WHAT TO DO => Every line that holds the word "bill" needs to be copied from the data below.

START EXTRACTED DATA

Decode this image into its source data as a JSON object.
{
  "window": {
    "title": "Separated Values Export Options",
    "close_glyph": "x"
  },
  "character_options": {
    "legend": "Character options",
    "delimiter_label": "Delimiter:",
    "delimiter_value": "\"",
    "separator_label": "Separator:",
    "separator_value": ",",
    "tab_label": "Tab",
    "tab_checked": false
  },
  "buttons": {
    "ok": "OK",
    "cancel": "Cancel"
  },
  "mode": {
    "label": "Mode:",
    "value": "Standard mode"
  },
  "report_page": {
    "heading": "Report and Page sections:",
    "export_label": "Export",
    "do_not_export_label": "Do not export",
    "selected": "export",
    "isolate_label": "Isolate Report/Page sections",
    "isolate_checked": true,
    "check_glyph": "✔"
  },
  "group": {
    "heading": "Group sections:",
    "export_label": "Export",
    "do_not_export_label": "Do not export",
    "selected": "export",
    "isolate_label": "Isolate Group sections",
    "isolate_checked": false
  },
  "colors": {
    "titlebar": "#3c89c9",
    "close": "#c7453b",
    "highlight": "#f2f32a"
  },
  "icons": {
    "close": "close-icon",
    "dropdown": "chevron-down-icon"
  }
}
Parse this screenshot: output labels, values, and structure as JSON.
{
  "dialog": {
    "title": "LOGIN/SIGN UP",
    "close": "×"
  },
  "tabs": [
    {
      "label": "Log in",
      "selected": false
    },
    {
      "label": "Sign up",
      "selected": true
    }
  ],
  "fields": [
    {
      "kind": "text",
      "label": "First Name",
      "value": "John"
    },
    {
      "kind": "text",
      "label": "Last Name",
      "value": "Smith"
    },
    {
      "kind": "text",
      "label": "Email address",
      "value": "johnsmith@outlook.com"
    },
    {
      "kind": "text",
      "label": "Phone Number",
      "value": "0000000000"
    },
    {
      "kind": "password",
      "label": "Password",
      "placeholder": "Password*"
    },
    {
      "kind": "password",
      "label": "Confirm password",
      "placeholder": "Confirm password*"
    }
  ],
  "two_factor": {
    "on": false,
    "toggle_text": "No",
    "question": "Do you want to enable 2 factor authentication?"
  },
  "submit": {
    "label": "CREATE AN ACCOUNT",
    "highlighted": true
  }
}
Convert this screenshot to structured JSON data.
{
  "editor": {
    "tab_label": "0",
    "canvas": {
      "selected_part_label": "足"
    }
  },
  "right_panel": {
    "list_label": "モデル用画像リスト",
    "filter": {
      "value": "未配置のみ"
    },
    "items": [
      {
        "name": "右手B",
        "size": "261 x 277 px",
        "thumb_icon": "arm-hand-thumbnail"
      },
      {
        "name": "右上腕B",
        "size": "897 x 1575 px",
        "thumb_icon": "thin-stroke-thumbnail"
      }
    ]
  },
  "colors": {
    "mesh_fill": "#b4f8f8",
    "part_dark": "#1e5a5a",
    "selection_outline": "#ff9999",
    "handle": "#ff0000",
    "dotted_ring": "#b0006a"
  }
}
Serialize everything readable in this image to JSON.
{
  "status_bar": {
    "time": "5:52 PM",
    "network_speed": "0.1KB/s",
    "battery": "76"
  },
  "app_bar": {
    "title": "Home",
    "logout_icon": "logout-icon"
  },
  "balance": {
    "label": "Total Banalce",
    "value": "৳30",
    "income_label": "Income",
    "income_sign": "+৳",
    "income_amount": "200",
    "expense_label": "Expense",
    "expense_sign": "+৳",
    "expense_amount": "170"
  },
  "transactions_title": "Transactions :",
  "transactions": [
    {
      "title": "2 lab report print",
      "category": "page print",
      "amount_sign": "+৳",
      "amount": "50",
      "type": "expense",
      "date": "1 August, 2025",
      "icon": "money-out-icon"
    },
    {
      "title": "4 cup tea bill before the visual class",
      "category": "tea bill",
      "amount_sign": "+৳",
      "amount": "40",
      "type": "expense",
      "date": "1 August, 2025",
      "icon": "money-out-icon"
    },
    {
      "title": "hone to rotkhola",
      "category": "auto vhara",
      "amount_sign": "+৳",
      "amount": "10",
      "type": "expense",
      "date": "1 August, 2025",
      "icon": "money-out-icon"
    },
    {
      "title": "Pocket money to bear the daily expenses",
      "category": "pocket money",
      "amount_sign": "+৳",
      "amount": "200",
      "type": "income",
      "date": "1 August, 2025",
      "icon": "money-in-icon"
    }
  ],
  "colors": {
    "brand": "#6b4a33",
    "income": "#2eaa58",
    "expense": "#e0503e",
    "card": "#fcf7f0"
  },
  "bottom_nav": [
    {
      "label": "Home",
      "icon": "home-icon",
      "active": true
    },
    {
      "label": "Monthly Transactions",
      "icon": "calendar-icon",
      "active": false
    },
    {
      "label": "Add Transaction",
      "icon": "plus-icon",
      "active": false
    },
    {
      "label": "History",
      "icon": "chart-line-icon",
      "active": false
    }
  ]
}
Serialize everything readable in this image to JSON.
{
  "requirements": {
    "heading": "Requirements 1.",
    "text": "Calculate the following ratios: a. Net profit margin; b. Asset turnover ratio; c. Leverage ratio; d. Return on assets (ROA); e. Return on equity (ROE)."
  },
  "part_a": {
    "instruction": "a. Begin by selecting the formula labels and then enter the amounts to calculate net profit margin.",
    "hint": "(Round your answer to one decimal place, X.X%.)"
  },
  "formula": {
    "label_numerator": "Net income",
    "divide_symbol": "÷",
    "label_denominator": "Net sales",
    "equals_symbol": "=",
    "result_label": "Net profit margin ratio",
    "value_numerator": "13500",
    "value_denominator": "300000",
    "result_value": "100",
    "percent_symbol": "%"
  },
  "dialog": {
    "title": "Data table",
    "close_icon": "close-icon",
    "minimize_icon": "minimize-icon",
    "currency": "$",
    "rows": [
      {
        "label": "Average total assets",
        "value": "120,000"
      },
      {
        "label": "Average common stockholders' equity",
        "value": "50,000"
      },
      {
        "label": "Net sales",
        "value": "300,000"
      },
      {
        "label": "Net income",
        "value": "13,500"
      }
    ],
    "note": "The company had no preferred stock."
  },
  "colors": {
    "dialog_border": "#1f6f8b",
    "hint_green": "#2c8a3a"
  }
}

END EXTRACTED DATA

EXERCISE ANSWER =>
      "title": "4 cup tea bill before the visual class",
      "category": "tea bill",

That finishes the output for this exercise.